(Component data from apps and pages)
※ ※ ※

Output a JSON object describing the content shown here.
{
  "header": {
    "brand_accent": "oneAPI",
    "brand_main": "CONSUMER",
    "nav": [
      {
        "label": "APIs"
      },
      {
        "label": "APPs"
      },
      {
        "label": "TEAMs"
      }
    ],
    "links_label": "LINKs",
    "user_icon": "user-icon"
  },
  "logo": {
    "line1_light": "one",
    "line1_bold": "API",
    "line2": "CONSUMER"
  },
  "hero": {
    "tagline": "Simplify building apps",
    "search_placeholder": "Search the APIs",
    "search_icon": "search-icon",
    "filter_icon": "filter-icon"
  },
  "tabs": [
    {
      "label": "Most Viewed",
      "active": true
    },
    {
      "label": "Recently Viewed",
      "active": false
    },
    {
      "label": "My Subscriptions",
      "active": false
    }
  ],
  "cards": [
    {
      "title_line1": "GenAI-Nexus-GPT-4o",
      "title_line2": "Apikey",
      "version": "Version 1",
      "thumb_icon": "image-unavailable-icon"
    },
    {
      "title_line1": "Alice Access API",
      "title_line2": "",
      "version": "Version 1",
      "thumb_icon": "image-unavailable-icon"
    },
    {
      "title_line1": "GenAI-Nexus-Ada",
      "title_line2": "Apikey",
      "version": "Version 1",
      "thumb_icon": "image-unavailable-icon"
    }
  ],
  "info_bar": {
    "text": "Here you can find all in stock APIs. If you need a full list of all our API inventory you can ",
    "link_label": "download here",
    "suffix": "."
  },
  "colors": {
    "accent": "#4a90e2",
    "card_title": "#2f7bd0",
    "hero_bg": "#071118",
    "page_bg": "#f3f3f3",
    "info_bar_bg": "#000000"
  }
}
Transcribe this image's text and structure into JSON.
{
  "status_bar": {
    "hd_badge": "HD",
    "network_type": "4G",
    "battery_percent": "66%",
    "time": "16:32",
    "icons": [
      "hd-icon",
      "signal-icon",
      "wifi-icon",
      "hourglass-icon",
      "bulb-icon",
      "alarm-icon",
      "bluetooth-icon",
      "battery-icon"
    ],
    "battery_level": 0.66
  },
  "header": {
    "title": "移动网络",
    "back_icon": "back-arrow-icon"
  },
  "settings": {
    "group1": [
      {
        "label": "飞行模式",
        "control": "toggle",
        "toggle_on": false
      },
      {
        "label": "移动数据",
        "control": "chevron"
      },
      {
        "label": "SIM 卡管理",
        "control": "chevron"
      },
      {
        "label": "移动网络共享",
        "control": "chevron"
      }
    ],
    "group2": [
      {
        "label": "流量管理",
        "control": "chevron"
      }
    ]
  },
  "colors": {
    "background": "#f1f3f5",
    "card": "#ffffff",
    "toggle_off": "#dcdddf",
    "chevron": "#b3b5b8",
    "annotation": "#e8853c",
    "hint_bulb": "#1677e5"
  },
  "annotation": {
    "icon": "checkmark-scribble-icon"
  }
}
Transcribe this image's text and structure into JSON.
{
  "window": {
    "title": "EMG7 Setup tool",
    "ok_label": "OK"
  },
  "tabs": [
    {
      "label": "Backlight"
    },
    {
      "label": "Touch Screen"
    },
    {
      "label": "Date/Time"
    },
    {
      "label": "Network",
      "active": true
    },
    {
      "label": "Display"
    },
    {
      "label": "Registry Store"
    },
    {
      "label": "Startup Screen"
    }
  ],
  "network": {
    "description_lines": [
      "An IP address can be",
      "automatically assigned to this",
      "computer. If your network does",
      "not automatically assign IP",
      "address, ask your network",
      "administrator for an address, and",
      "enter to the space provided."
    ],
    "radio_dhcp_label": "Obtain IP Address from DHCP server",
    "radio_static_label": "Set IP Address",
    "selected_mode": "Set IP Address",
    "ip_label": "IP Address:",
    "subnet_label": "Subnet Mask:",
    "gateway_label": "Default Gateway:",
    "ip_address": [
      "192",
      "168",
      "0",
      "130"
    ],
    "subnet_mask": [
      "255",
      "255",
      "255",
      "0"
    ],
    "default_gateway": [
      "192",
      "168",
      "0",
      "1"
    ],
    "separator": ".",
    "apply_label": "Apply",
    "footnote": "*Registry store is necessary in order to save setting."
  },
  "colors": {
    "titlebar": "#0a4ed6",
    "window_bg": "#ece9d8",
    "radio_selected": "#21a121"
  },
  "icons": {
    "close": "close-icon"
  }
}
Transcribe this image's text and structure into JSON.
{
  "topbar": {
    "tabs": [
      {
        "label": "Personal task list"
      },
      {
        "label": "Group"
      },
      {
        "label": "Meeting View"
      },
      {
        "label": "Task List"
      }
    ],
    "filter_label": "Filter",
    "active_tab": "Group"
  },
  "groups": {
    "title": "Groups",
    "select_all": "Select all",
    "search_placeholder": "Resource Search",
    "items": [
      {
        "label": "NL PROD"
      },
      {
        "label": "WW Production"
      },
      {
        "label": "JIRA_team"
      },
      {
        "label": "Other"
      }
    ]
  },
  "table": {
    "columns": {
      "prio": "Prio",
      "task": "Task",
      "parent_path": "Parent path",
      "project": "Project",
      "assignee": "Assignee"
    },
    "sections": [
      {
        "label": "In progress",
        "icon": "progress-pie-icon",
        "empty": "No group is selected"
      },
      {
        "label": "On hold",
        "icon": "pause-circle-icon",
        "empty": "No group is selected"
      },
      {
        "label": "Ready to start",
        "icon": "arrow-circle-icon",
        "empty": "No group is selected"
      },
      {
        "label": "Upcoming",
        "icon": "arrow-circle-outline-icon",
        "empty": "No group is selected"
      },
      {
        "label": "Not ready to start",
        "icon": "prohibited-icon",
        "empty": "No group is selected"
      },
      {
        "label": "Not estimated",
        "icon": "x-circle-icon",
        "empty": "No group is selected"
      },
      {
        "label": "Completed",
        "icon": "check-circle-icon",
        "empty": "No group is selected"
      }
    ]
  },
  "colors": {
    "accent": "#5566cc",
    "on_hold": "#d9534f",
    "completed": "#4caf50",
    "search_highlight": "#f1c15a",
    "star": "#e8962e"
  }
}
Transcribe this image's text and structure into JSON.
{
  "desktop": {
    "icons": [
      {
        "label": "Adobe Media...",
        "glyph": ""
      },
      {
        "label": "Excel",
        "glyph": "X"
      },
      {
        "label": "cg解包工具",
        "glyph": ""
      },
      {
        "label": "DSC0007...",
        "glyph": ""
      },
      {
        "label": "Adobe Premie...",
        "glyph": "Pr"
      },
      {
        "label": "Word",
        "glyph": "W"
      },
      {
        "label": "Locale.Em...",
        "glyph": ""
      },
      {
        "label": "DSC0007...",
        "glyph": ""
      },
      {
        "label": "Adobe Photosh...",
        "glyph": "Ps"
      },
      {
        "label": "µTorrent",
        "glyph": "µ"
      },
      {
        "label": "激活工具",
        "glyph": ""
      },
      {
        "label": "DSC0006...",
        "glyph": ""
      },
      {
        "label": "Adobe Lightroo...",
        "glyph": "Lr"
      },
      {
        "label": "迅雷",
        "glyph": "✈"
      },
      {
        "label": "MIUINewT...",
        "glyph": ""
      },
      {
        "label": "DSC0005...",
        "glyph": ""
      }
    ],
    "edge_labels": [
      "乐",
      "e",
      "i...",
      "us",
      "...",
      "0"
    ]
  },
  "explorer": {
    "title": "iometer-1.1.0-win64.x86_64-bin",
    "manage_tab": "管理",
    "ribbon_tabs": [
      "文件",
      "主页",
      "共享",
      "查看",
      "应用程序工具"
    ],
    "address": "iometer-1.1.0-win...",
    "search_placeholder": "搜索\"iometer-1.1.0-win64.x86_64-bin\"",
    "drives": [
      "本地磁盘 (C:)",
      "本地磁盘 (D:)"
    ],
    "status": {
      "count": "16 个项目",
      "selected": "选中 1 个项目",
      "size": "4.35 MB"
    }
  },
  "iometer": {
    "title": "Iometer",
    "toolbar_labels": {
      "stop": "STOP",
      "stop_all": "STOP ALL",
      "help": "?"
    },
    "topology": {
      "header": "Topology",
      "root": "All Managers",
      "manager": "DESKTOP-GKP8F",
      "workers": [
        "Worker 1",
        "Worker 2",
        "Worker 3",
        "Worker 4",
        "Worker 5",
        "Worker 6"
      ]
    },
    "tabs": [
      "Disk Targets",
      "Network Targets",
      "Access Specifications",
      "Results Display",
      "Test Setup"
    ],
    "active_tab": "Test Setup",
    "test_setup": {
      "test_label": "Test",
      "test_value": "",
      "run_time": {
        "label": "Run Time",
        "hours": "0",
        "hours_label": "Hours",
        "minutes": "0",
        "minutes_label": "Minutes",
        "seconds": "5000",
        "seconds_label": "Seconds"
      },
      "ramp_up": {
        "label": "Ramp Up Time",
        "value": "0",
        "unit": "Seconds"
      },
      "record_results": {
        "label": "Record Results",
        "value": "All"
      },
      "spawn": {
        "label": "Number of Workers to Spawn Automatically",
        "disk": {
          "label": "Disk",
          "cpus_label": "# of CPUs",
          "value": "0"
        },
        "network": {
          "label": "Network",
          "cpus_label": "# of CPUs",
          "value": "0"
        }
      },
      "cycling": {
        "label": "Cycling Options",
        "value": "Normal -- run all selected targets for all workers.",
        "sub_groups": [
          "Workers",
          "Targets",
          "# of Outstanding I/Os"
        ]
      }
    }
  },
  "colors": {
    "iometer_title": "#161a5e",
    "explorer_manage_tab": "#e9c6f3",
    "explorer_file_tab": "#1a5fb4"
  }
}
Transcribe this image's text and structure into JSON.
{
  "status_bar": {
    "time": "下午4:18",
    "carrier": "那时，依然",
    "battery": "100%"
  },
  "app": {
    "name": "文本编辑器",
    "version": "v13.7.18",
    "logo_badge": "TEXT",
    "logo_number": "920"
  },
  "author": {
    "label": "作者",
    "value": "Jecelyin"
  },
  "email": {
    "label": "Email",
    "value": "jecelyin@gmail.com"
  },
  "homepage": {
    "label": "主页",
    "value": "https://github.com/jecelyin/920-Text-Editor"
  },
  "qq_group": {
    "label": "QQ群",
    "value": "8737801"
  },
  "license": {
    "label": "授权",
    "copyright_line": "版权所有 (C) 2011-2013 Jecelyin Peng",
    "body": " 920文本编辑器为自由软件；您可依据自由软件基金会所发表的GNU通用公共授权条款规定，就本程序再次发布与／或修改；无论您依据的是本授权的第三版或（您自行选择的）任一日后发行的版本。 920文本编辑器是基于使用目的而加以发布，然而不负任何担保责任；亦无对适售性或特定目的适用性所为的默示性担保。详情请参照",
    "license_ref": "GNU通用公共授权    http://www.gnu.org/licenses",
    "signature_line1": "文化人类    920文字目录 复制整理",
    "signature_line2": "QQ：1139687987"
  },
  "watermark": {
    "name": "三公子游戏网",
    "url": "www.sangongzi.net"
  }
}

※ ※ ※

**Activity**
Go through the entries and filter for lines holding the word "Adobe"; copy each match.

**Task answer**
        "label": "Adobe Media...",
        "label": "Adobe Premie...",
        "label": "Adobe Photosh...",
        "label": "Adobe Lightroo...",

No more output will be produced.